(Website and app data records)
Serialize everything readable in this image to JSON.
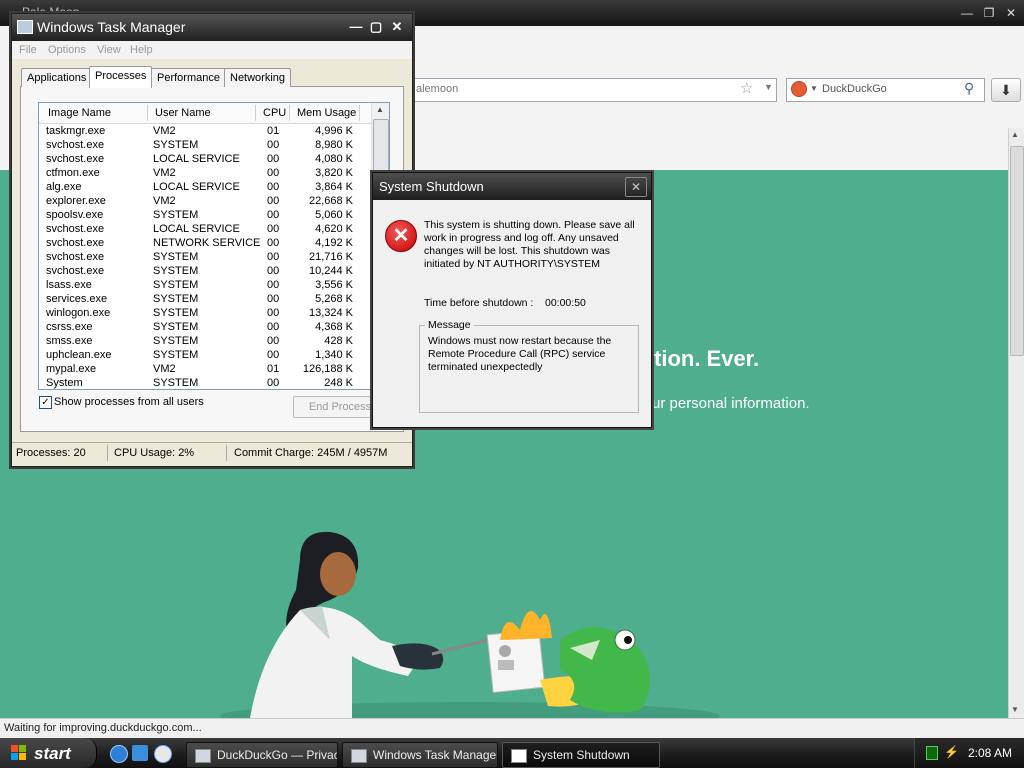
{
  "browser": {
    "title": "Pale Moon",
    "url_text": "alemoon",
    "search_placeholder": "DuckDuckGo",
    "status_text": "Waiting for improving.duckduckgo.com..."
  },
  "page": {
    "headline": "tion. Ever.",
    "subtext": "ur personal information."
  },
  "task_manager": {
    "title": "Windows Task Manager",
    "menu": [
      "File",
      "Options",
      "View",
      "Help"
    ],
    "tabs": [
      "Applications",
      "Processes",
      "Performance",
      "Networking"
    ],
    "active_tab": "Processes",
    "columns": [
      "Image Name",
      "User Name",
      "CPU",
      "Mem Usage"
    ],
    "processes": [
      [
        "taskmgr.exe",
        "VM2",
        "01",
        "4,996 K"
      ],
      [
        "svchost.exe",
        "SYSTEM",
        "00",
        "8,980 K"
      ],
      [
        "svchost.exe",
        "LOCAL SERVICE",
        "00",
        "4,080 K"
      ],
      [
        "ctfmon.exe",
        "VM2",
        "00",
        "3,820 K"
      ],
      [
        "alg.exe",
        "LOCAL SERVICE",
        "00",
        "3,864 K"
      ],
      [
        "explorer.exe",
        "VM2",
        "00",
        "22,668 K"
      ],
      [
        "spoolsv.exe",
        "SYSTEM",
        "00",
        "5,060 K"
      ],
      [
        "svchost.exe",
        "LOCAL SERVICE",
        "00",
        "4,620 K"
      ],
      [
        "svchost.exe",
        "NETWORK SERVICE",
        "00",
        "4,192 K"
      ],
      [
        "svchost.exe",
        "SYSTEM",
        "00",
        "21,716 K"
      ],
      [
        "svchost.exe",
        "SYSTEM",
        "00",
        "10,244 K"
      ],
      [
        "lsass.exe",
        "SYSTEM",
        "00",
        "3,556 K"
      ],
      [
        "services.exe",
        "SYSTEM",
        "00",
        "5,268 K"
      ],
      [
        "winlogon.exe",
        "SYSTEM",
        "00",
        "13,324 K"
      ],
      [
        "csrss.exe",
        "SYSTEM",
        "00",
        "4,368 K"
      ],
      [
        "smss.exe",
        "SYSTEM",
        "00",
        "428 K"
      ],
      [
        "uphclean.exe",
        "SYSTEM",
        "00",
        "1,340 K"
      ],
      [
        "mypal.exe",
        "VM2",
        "01",
        "126,188 K"
      ],
      [
        "System",
        "SYSTEM",
        "00",
        "248 K"
      ]
    ],
    "show_all_label": "Show processes from all users",
    "show_all_checked": true,
    "end_process_label": "End Process",
    "status": {
      "processes": "Processes: 20",
      "cpu": "CPU Usage: 2%",
      "commit": "Commit Charge: 245M / 4957M"
    }
  },
  "shutdown_dialog": {
    "title": "System Shutdown",
    "message": "This system is shutting down. Please save all work in progress and log off. Any unsaved changes will be lost. This shutdown was initiated by NT AUTHORITY\\SYSTEM",
    "time_label": "Time before shutdown :",
    "time_value": "00:00:50",
    "group_label": "Message",
    "group_message": "Windows must now restart because the Remote Procedure Call (RPC) service terminated unexpectedly"
  },
  "taskbar": {
    "start_label": "start",
    "buttons": [
      {
        "label": "DuckDuckGo — Privac...",
        "active": false
      },
      {
        "label": "Windows Task Manager",
        "active": false
      },
      {
        "label": "System Shutdown",
        "active": true
      }
    ],
    "clock": "2:08 AM"
  },
  "colors": {
    "page_background": "#4fae8d",
    "error_red": "#cc0000"
  }
}
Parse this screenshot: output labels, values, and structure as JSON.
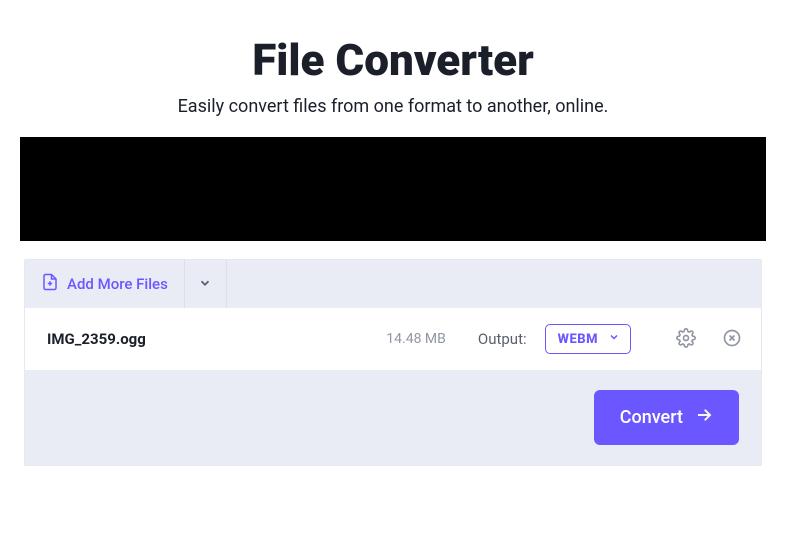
{
  "header": {
    "title": "File Converter",
    "subtitle": "Easily convert files from one format to another, online."
  },
  "toolbar": {
    "add_files_label": "Add More Files"
  },
  "file_row": {
    "name": "IMG_2359.ogg",
    "size": "14.48 MB",
    "output_label": "Output:",
    "selected_format": "WEBM"
  },
  "actions": {
    "convert_label": "Convert"
  }
}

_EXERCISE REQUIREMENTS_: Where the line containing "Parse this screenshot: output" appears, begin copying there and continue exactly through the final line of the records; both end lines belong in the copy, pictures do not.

_TASK RESULT_:
Parse this screenshot: output labels, values, and structure as JSON.
{
  "header": {
    "title": "File Converter",
    "subtitle": "Easily convert files from one format to another, online."
  },
  "toolbar": {
    "add_files_label": "Add More Files"
  },
  "file_row": {
    "name": "IMG_2359.ogg",
    "size": "14.48 MB",
    "output_label": "Output:",
    "selected_format": "WEBM"
  },
  "actions": {
    "convert_label": "Convert"
  }
}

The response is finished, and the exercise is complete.